The risks of the shingles vaccine include swelling, redness and itching after the shot. Some patients may develop a headache; however, this is a rare side effect of the vaccine, says WebMD.
People older than 60 years old can benefit from the shingles vaccine, Zostavax, in order to avoid getting the virus. Those who have already had shingles can take the Zostavax vaccine so the condition does not recur, WebMD suggests. Caused by the same virus that causes chickenpox, shingles breaks out in a skin rash with blisters. The vaccine prevents a shingles outbreak, and can stop post-herpetic neuralgia (PHN), a type of nerve pain that can persist after the rashes end.
As with any vaccine, Zostavax has potential risks and side effects. Most of them are minor, such as soreness at the injection site. People with weakened immune systems, pregnant women, and those allergic to the antibiotic neomycin should not get the vaccine. The Centers for Disease Control recommend that adults older than 60 years old receive the vaccine regardless of whether they have had shingles before, but the vaccine is available to everyone older than 50 years old.

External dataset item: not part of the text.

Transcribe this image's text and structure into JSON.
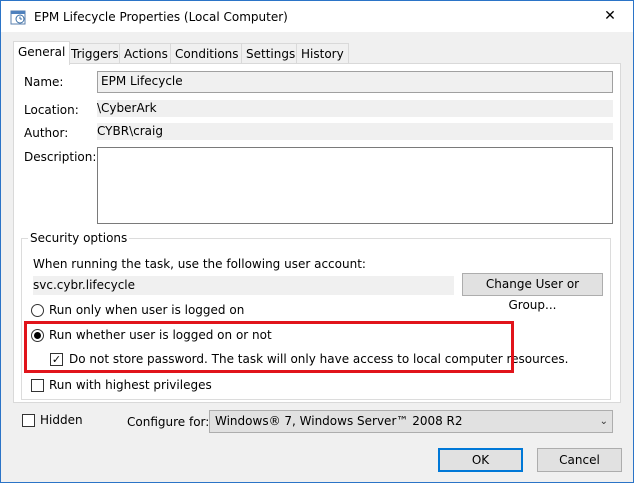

The shingles vaccine overall is a fairly safe vaccine with minor risks. Most importantly, it can prevent a virus that affects millions of Americans, says WebMD.